Microsoft has announced that it is discontinuing Project Astoria, which was Microsoft’s plan to offer developers an easy way to port Android apps over to Windows 10. Last year, Microsoft had announced that it was planning to build bridge technologies that would allow developers to port iOS and Android apps over to Windows. Project Islandwood was the name given to the iOS bridge, while Project Astoria was the Android Bridge. This announcement comes just a day after Microsoft acquired Xamarin, a startup that allowed developers to write apps in a single programing language, and customise the software to run on Android, iOS, and Android.
In a post on Microsoft’s official blog, the company states, “We received a lot of feedback that having two Bridge technologies to bring code from mobile operating systems to Windows was unnecessary, and the choice between them could be confusing. We have carefully considered this feedback and decided that we would focus our efforts on the Windows Bridge for iOS and make it the single Bridge option for bringing mobile code to all Windows 10 devices, including Xbox and PCs.” The company encourages developers to take a look at the the iOS bridge or Xamarin’s products.

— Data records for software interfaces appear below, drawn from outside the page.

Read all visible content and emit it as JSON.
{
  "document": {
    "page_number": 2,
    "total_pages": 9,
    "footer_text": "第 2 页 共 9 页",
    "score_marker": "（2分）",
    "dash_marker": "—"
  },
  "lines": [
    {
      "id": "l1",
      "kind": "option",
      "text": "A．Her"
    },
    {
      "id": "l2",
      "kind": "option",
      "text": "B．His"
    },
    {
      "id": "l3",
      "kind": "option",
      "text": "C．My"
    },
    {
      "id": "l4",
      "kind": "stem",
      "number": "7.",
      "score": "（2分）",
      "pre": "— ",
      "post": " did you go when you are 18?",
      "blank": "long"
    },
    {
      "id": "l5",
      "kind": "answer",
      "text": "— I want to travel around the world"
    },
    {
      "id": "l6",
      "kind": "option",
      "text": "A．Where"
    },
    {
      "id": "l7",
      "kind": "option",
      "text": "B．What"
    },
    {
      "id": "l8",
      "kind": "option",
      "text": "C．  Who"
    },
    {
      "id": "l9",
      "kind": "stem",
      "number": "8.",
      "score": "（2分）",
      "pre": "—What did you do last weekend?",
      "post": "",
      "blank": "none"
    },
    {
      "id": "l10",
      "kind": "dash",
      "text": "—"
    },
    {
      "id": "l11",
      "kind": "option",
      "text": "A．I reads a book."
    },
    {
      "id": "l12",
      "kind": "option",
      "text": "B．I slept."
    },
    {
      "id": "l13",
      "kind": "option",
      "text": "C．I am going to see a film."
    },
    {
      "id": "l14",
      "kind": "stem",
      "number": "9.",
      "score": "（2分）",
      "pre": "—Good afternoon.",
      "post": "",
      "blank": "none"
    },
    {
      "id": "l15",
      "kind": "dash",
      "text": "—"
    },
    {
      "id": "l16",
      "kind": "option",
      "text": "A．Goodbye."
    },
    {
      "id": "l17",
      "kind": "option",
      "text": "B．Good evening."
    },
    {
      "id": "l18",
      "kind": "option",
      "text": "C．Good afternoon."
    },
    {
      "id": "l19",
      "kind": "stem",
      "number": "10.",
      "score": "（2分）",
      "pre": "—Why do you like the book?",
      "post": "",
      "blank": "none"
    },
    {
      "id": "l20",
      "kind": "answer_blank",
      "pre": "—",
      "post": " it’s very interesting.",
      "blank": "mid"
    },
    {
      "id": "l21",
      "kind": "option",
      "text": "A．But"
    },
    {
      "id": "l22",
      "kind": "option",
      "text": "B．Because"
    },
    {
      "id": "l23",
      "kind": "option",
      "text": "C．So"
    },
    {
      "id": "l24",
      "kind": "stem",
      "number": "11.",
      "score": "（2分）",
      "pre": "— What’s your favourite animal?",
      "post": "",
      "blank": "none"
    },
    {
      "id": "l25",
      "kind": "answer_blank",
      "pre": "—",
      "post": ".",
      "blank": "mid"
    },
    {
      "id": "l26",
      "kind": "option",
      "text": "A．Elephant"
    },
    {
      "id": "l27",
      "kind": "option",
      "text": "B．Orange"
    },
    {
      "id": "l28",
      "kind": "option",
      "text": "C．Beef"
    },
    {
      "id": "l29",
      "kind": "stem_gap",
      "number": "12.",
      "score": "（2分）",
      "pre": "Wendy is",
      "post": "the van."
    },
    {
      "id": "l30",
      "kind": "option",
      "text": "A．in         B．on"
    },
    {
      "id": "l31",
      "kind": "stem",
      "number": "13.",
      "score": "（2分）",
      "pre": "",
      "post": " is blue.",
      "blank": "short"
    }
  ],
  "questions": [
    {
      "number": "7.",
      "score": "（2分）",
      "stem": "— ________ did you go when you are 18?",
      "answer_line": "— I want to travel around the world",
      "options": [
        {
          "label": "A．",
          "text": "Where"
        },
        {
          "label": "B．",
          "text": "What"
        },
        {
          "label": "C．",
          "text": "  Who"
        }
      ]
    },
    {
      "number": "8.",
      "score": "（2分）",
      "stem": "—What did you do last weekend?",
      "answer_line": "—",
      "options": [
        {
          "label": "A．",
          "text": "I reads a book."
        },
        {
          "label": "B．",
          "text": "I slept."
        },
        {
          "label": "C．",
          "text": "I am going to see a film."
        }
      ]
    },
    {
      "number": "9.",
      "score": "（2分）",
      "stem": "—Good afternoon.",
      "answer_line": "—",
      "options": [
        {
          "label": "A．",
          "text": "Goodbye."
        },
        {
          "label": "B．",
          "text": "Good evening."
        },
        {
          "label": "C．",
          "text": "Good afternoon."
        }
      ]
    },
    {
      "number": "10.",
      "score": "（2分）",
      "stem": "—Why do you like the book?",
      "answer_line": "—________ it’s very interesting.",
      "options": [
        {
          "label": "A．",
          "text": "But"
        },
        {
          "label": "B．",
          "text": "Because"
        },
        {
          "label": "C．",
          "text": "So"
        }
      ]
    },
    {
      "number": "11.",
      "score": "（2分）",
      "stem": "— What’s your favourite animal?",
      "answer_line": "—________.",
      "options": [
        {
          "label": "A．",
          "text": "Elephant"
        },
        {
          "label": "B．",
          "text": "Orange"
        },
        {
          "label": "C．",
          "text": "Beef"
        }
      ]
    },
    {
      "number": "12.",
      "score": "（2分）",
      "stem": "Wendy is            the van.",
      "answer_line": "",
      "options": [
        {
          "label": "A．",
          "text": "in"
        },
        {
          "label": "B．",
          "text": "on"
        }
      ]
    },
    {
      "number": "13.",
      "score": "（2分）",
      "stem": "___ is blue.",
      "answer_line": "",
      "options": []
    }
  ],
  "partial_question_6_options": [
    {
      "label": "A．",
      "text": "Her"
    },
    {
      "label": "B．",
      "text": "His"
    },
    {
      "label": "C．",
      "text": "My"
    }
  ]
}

Back in November, it was reported that the project may have been delayed indefinitely. The reason behind this was presumed to be the controversial nature of the project. Since the project was an emulator, developers had little incentive to create apps specifically for Windows. Not only that, but it also made pirating apps easy.